Terror plotter convicted of planning attacks on Madame Tussauds and Pride march

Will Taylor
News Reporter
Chowdhury planned to attack Madame Tussauds, the jury was told. (PA Images)

A chicken shop worker who planned attacks at Madame Tussauds and Pride has been convicted of terror offences a year after he was cleared of a sword attack outside Buckingham Palace.

Mohiussunnath Chowdhury was driven by “dreams of martyrdom” when he planned gun, knife and van attacks at busy London hotspots.

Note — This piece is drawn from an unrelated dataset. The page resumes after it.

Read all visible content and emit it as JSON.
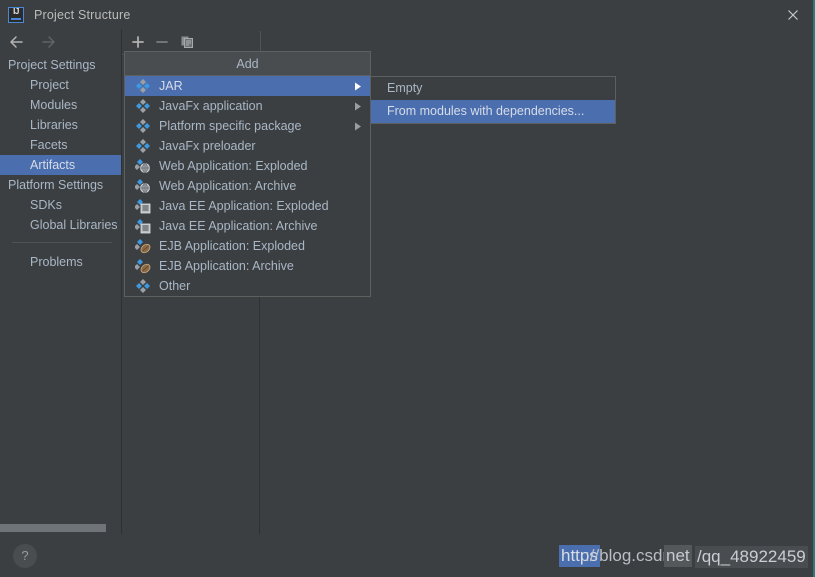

An open-top sightseeing bus was also a target.

But the 28-year-old unwittingly told his plans to undercover police posing as like-minded extremists, who had him under surveillance for five months.

Handout file photo issued by Metropolitan Police of a knife, shown at Woolwich Crown Court during Chowdhury's trial. (PA Images)

To prepare for his attacks, Chowdhury would lift weights, practise stabbing and rehearse beheading techniques, as well as booking shooting range training and attempting to secure a real gun, Woolwich Crown Court was told during his trial.

Chowdhury was cleared in December 2018 of slashing police with a sword outside Buckingham Palace while shouting “Allahu Akbar”, and he later bragged about deceiving that case’s jury.

On Monday he was found guilty of engaging in conduct in preparation of terrorist acts, collecting information likely to be useful to someone preparing an act of terrorism and disseminating terrorist publications.

His sister Sneha Chowdhury, 25, cried when she was convicted of one count of failing to disclose information about acts of terrorism and cleared of another count of the same charge.

Chowdhury told his sister “it’s alright” as they hugged in the dock. He is due to be sentenced on 13 March while Sneha has been bailed for a report to be prepared.

Chowdhury’s defence lawyer Simon Csoka QC argued the university dropout was a “pathetic little man” who “talks and talks but doesn’t do” and sought attention.

During his trial, Chowdhury dismissed his praise of the Charlie Hebdo shootings in France and the murder of soldier Lee Rigby in London as “jihadi banter”, and claimed his weapons training arose from his fascination with martial arts and weightlifting.

Sneha Chowdhury was convicted of one count of failing to disclose information about acts of terrorism. (PA Images)

But prosecutor Duncan Atkinson QC said Chowdhury wanted to “unleash death and suffering” on non-Muslims after being influenced by al-Qaeda recruiter Anwar al-Awlaki.

Scotland Yard’s counter-terror commander Richard Smith told reporters Chowdhury wanted “to kill and harm as many people as possible”.

Chowdhury, who had martyrdom notes on his bedroom door, told an undercover officer: “If you’re one man and there’s a million kuffar [unbelievers], you are free to fight them, if your intentions are clear, you’re fighting for the pleasure of Allah.

“And if you die that’s completely fine, it’s even more virtuous, you know.

“The weapons are a must, these firearms, it’s a 100%… just make sure you have clips, Akhi [“brother”], you have enough clips, know what I’m saying.”

He later added during the conversation: “It must be an ambush… we should be the one doing it first, they shouldn’t know what’s hit them, yeah, does that make sense?”

Chowdhury, of Kirkwood Road, Luton, was arrested three days before the Pride parade last summer.

Sneha was described as “loyal, much put-on and long-suffering” by the prosecution but also as someone who was “aware of all he was saying to her and what it meant”.